The reality is that, in all probability, Ebola was transmitted one time only from an animal like a bat to a human, and that since then, all transmission has been from one human being to another. The cruel irony is that it is those who care for the sick—whether medical personnel, family members, or those charged with burying the dead—who are most likely to contract the disease. The further irony is that because of its lethality and relatively short incubation period, Ebola can be contained with a relatively small number of deaths, as it has been in every preceding outbreak. Just as Amartya Sen has argued in the case of famine, out-of-control Ebola is a thoroughly human-caused disaster.

The human causes begin with the historic underinvestment in the health sector by the three hardest-hit countries and their aid donors.
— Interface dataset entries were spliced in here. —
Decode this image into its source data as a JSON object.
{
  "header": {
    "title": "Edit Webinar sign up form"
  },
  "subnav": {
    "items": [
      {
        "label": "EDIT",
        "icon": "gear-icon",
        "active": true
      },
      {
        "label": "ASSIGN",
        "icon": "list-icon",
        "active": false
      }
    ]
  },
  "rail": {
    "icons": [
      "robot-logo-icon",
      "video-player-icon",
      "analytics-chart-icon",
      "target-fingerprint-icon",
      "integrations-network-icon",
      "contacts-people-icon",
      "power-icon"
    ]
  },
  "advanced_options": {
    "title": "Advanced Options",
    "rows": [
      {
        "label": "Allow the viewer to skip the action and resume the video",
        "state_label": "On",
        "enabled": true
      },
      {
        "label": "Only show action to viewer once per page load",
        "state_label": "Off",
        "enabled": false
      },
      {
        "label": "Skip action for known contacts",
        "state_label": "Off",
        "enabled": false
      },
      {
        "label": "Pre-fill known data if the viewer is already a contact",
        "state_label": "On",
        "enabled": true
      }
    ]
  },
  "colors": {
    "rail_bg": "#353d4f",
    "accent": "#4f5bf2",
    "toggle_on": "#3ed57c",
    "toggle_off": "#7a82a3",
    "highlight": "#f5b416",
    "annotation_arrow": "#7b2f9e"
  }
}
This was compounded by the woeful lack of support provided to national health workers when it became clear that many people were dying from a combination of lack of information and the lack of the most basic medical supplies, like latex gloves. This is where bush meat comes back into the picture. An August 21, 2014, Newsweek article ominously announced that, "Smuggled Bushmeat is Ebola's Back Door to America." This empty scaremongering and its racialization of the disease have already been ably dissected by Adia Benton, but I want to link the focus on bushmeat back to the rich world's anemic response to this medical emergency.

"Bushmeat" is a term used by West African English speakers, but they are more likely to say what they want to eat—bush rat, red-backed duiker, fruit bat, wild boar, or monkey for instance. Americans eat bushmeat, though we call it "game." Thus "bushmeat" is to "game" as "hut" is to "house." But that is a linguistic move that participates in the semiotics of denigration. What I am more interested in is that some of the animals eaten in West Africa—monkeys, dogs, pangolins, bats—inspire feelings of disgust. Other animals—boar, duiker (small deer), wild birds and tortoises—do not.
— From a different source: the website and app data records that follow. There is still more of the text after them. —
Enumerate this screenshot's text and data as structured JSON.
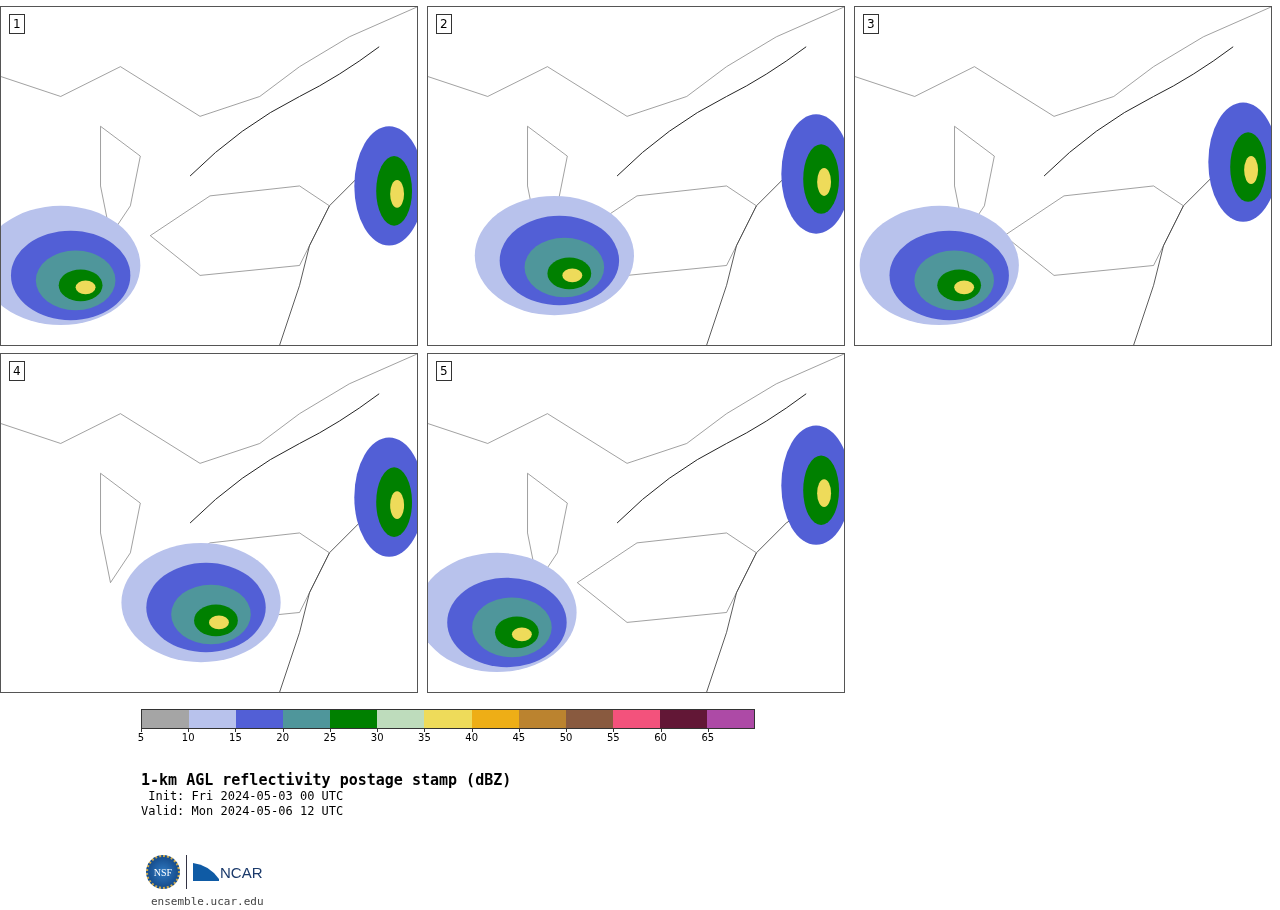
{
  "panels": [
    {
      "label": "1"
    },
    {
      "label": "2"
    },
    {
      "label": "3"
    },
    {
      "label": "4"
    },
    {
      "label": "5"
    }
  ],
  "colorbar": {
    "bins": [
      {
        "label": "5",
        "color": "#a5a5a5"
      },
      {
        "label": "10",
        "color": "#b8c2ec"
      },
      {
        "label": "15",
        "color": "#525fd6"
      },
      {
        "label": "20",
        "color": "#4f969b"
      },
      {
        "label": "25",
        "color": "#008000"
      },
      {
        "label": "30",
        "color": "#bedcbc"
      },
      {
        "label": "35",
        "color": "#eedb5a"
      },
      {
        "label": "40",
        "color": "#eeae16"
      },
      {
        "label": "45",
        "color": "#bb832f"
      },
      {
        "label": "50",
        "color": "#895a3f"
      },
      {
        "label": "55",
        "color": "#f3527c"
      },
      {
        "label": "60",
        "color": "#621736"
      },
      {
        "label": "65",
        "color": "#ad4aa6"
      }
    ]
  },
  "title": "1-km AGL reflectivity postage stamp (dBZ)",
  "init": " Init: Fri 2024-05-03 00 UTC",
  "valid": "Valid: Mon 2024-05-06 12 UTC",
  "logos": {
    "nsf": "NSF",
    "ncar": "NCAR"
  },
  "url": "ensemble.ucar.edu"
}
The thought of someone eating a chimpanzee, a dog, or a bat produces an immediate, visceral effect for many of us. It's an involuntary reflex, this feeling of disgust, and, as Julie Livingston and William Ian Miller have written, it's a sentiment with powerful political valences. To look on a fellow human with a feeling of disgust is to downgrade them, their needs, and their claims on us. It is to open the door to a line of reasoning that is very similar to the one that prevailed when the Rwandan genocide was portrayed as the play of ancient "tribal" hatreds and thus beyond the ability of outsiders to intervene. The disgust evoked allows feelings of repulsion, helplessness, and indifference to mix together for those who could do more—much more—to help. Talk about eating apes like chimpanzees also calls up specters of cannibalism, like those portrayed in Vice's other documentaries on Liberia.
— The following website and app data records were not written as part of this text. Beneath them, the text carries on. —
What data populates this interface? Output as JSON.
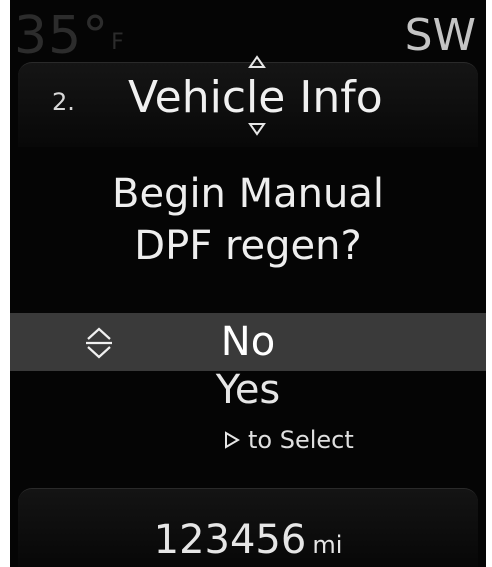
{
  "status_bar": {
    "temperature": "35°",
    "temperature_unit": "F",
    "compass_heading": "SW"
  },
  "menu": {
    "number": "2.",
    "title": "Vehicle Info"
  },
  "prompt": {
    "line1": "Begin Manual",
    "line2": "DPF regen?"
  },
  "options": {
    "selected": "No",
    "items": [
      "No",
      "Yes"
    ]
  },
  "hint": {
    "text": "to Select"
  },
  "odometer": {
    "value": "123456",
    "unit": "mi"
  },
  "icons": {
    "up": "chevron-up-icon",
    "down": "chevron-down-icon",
    "updown": "up-down-arrows-icon",
    "select": "play-triangle-icon"
  },
  "colors": {
    "background": "#050505",
    "text": "#eeeeee",
    "selection_band": "#3a3a3a"
  }
}
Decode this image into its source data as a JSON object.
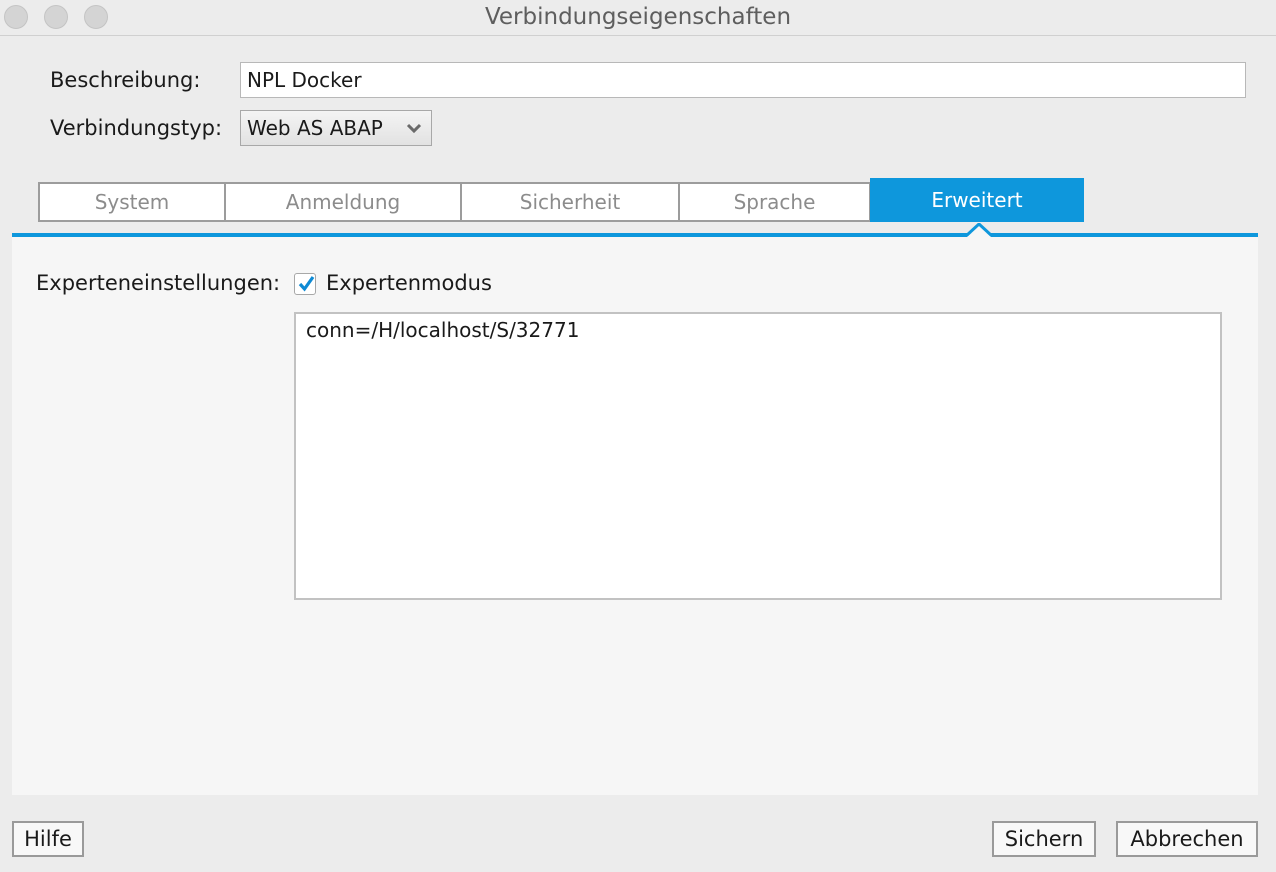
{
  "window": {
    "title": "Verbindungseigenschaften"
  },
  "form": {
    "description_label": "Beschreibung:",
    "description_value": "NPL Docker",
    "type_label": "Verbindungstyp:",
    "type_value": "Web AS ABAP"
  },
  "tabs": [
    {
      "label": "System",
      "active": false
    },
    {
      "label": "Anmeldung",
      "active": false
    },
    {
      "label": "Sicherheit",
      "active": false
    },
    {
      "label": "Sprache",
      "active": false
    },
    {
      "label": "Erweitert",
      "active": true
    }
  ],
  "advanced": {
    "expert_label": "Experteneinstellungen:",
    "expert_checkbox_label": "Expertenmodus",
    "expert_checked": true,
    "expert_text": "conn=/H/localhost/S/32771"
  },
  "buttons": {
    "help": "Hilfe",
    "save": "Sichern",
    "cancel": "Abbrechen"
  },
  "colors": {
    "accent": "#0e97dc"
  }
}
The real story about Ebola in Liberia, Guinea, and Sierra Leone is that these three countries, after two decades of civil war and/or internal turmoil, have invested inordinate proportions of their budgets into placating, reforming, and shoring up their security forces and almost nothing in health sectors that were already decimated by years of war and neglect. Those were priorities shared by their donor partners. The U.S. invested hundreds of millions of dollars in reforming the Liberian Army, undoubtedly a worthy and important undertaking, but only a fraction as much on the health sector. It is under these conditions that a military cordoning off of affected areas becomes the preferred form of public health intervention. When you have a lot of relatively well-equipped soldiers and a small number of poorly-equipped doctors and nurses, you go with your soldiers. This helps explain the fact that the public health strategy of choice in West Africa today is the same as that used in fourteenth-century Europe during plague epidemics. The continual focus on the consumption of bushmeat (as if every case were caused by eating monkeys and bats) only helps to leave such bad policies unquestioned.